### Activity
Reproduce exactly the span of lines beginning at the one with "Give me the" and ending at the last line of the data below, omitting pictures.
--- Data for the task Enclosed Below ---
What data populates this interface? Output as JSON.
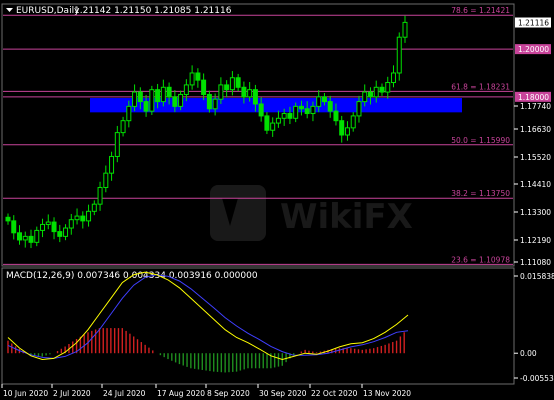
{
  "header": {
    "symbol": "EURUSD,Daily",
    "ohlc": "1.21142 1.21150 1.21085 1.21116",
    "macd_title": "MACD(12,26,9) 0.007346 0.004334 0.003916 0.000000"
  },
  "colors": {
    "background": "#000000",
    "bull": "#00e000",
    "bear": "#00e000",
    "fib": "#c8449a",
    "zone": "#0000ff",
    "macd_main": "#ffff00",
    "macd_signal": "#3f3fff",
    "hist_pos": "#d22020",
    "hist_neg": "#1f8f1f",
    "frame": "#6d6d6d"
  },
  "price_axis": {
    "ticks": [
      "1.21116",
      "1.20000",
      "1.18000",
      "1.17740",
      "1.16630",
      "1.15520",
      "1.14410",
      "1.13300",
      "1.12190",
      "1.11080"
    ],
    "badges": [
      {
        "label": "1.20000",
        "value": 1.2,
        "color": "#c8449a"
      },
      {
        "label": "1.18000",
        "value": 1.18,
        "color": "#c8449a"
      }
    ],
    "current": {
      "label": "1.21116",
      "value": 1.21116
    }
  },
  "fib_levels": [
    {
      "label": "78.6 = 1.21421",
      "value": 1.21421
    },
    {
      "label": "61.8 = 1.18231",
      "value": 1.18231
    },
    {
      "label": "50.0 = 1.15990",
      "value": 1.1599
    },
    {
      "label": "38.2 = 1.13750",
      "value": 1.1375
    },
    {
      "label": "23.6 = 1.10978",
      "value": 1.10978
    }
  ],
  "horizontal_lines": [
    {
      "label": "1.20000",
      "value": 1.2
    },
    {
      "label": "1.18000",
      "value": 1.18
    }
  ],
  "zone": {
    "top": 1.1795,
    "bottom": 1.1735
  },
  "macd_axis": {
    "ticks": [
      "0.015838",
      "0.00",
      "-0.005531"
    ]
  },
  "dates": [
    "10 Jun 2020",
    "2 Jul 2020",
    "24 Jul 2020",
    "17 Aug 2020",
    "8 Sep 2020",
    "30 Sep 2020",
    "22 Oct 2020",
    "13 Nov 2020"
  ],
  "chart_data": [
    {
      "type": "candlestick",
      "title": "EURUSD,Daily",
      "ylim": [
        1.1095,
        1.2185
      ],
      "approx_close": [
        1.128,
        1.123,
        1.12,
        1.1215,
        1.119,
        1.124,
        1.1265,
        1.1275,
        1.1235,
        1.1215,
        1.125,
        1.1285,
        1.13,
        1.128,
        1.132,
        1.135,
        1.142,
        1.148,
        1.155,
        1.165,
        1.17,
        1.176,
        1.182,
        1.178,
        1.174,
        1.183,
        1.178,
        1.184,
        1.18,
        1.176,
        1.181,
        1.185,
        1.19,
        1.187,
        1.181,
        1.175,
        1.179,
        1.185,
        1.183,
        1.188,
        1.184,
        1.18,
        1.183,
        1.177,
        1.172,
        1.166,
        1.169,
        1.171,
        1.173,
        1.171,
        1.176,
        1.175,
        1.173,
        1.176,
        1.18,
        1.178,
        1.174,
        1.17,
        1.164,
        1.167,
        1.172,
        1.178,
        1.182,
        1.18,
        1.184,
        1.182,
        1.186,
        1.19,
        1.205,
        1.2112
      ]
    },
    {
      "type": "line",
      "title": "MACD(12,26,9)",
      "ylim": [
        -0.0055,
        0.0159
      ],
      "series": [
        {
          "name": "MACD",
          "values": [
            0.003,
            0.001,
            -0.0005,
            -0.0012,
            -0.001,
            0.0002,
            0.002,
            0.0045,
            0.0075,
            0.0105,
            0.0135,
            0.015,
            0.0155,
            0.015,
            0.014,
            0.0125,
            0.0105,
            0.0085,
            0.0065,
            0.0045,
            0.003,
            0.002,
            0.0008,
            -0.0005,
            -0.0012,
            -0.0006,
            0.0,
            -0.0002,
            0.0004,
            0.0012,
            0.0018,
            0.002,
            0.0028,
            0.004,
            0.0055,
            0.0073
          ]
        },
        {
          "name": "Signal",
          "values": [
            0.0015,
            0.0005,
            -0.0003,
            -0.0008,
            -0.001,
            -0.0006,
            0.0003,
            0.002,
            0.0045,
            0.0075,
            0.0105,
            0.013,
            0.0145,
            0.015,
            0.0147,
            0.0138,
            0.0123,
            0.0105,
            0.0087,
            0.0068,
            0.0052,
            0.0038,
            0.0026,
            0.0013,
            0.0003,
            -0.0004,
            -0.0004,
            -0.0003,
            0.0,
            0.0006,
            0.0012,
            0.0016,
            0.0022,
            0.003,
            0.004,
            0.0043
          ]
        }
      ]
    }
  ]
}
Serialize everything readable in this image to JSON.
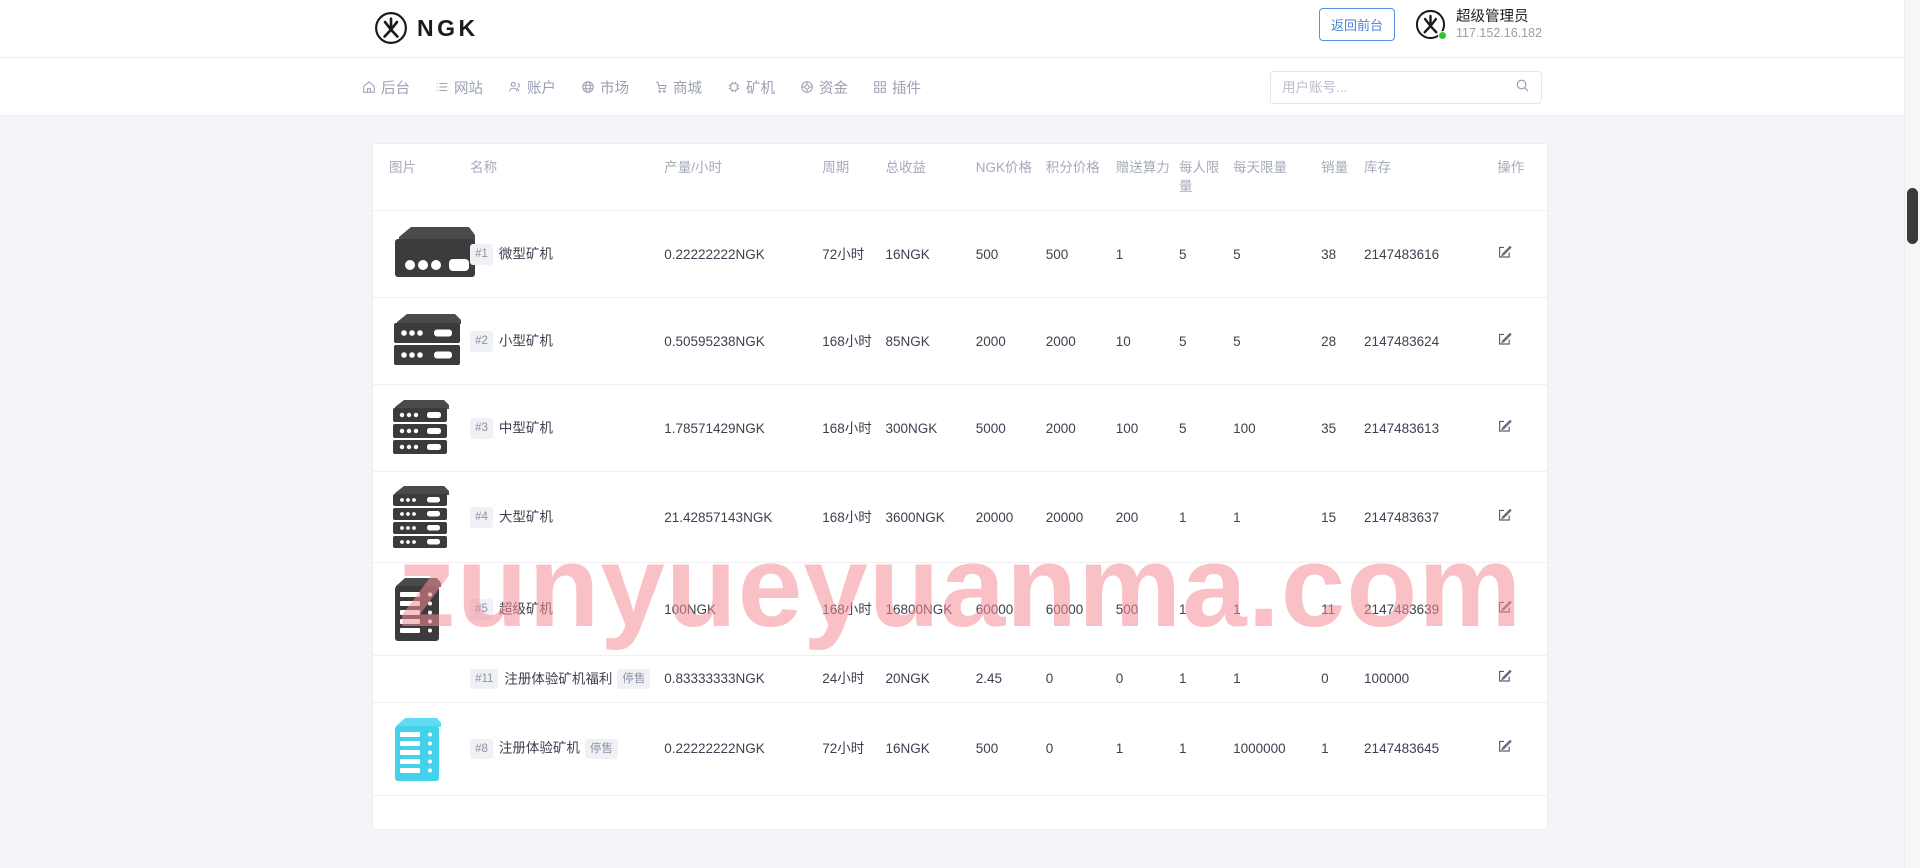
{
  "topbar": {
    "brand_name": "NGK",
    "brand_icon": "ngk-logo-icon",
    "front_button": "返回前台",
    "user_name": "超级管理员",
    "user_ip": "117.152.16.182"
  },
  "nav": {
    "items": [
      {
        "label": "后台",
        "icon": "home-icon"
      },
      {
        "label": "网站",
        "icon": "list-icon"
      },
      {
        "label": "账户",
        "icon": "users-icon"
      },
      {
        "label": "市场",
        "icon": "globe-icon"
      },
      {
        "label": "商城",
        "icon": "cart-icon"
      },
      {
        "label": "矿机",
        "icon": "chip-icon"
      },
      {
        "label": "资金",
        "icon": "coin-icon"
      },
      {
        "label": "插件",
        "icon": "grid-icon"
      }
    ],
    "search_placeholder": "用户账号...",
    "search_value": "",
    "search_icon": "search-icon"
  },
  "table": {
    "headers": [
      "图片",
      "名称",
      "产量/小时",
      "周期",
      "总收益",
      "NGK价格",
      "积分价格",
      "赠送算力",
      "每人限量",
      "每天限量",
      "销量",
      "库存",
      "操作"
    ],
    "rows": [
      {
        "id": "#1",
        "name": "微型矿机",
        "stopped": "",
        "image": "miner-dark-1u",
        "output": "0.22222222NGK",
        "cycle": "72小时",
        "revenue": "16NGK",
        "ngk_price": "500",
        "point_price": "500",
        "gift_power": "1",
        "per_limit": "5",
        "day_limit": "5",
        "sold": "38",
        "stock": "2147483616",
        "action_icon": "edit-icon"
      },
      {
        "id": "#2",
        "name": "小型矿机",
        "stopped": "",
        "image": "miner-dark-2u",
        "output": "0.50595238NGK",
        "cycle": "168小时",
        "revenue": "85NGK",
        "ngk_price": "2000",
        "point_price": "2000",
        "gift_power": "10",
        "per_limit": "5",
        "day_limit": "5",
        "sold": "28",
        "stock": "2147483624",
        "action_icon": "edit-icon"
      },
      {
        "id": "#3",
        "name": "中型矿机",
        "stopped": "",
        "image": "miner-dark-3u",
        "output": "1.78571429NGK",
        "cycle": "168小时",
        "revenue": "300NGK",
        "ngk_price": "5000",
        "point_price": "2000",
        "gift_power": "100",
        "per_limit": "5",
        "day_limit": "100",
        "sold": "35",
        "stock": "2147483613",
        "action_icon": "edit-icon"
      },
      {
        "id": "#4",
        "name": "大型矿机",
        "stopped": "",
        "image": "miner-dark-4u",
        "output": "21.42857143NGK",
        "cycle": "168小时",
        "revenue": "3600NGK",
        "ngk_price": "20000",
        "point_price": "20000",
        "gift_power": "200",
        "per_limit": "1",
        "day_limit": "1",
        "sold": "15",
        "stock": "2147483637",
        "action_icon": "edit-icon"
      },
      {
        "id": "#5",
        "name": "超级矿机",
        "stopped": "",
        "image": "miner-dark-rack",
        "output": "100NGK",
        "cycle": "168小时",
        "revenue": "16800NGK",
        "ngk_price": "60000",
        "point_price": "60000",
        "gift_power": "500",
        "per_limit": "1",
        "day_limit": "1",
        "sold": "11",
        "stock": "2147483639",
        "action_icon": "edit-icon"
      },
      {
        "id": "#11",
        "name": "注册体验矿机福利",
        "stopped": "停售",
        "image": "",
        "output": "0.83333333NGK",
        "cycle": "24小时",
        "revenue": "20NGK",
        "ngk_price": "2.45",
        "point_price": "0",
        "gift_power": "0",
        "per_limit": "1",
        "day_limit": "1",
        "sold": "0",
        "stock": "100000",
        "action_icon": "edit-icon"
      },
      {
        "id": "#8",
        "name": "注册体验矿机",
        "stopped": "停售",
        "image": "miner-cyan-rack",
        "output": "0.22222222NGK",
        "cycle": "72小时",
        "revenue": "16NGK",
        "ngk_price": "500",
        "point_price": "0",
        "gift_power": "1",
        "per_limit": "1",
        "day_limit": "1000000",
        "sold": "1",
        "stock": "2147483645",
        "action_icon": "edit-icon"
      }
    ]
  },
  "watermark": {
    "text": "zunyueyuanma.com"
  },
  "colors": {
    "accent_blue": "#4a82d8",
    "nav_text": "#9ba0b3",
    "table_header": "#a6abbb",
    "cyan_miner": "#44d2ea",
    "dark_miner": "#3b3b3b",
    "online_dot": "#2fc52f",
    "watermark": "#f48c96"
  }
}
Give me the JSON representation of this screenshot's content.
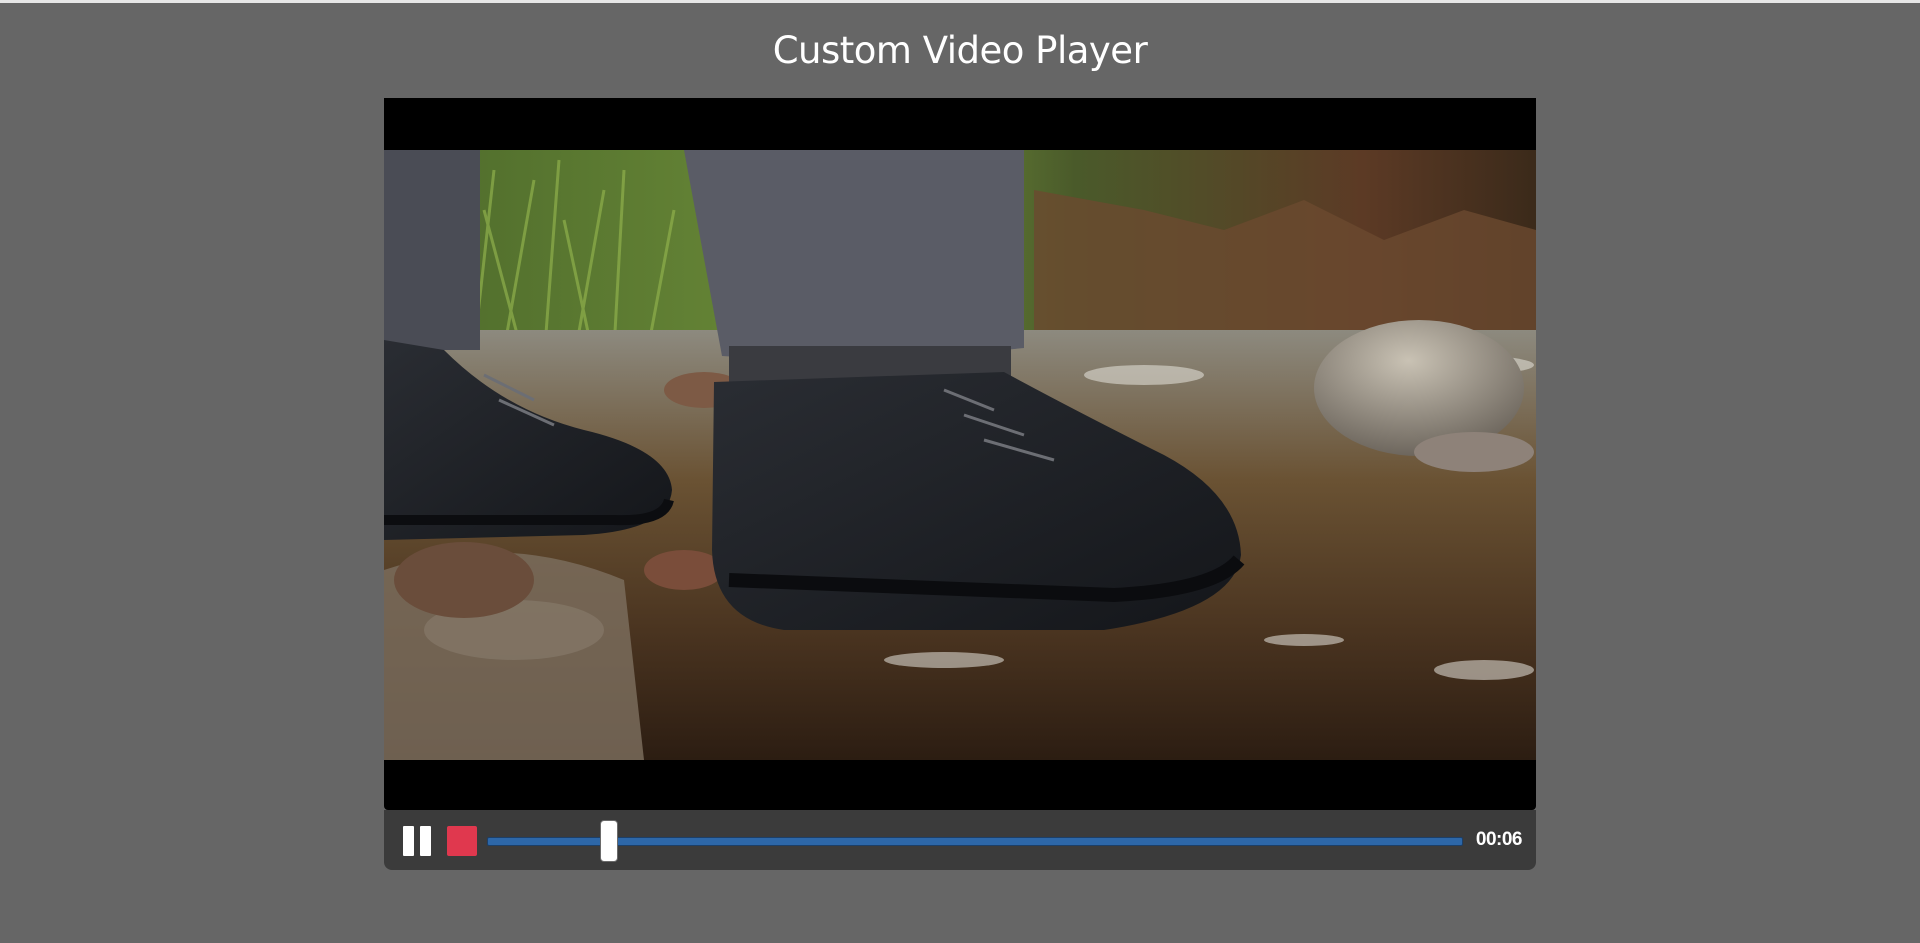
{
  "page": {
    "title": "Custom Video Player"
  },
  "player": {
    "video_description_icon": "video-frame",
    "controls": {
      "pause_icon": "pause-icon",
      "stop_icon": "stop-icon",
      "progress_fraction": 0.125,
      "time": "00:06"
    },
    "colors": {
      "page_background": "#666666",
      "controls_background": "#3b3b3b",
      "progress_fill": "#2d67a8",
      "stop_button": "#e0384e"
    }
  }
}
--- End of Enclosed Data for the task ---
### Completed task
Give me the JSON representation of this screenshot's content.
{
  "page": {
    "title": "Custom Video Player"
  },
  "player": {
    "video_description_icon": "video-frame",
    "controls": {
      "pause_icon": "pause-icon",
      "stop_icon": "stop-icon",
      "progress_fraction": 0.125,
      "time": "00:06"
    },
    "colors": {
      "page_background": "#666666",
      "controls_background": "#3b3b3b",
      "progress_fill": "#2d67a8",
      "stop_button": "#e0384e"
    }
  }
}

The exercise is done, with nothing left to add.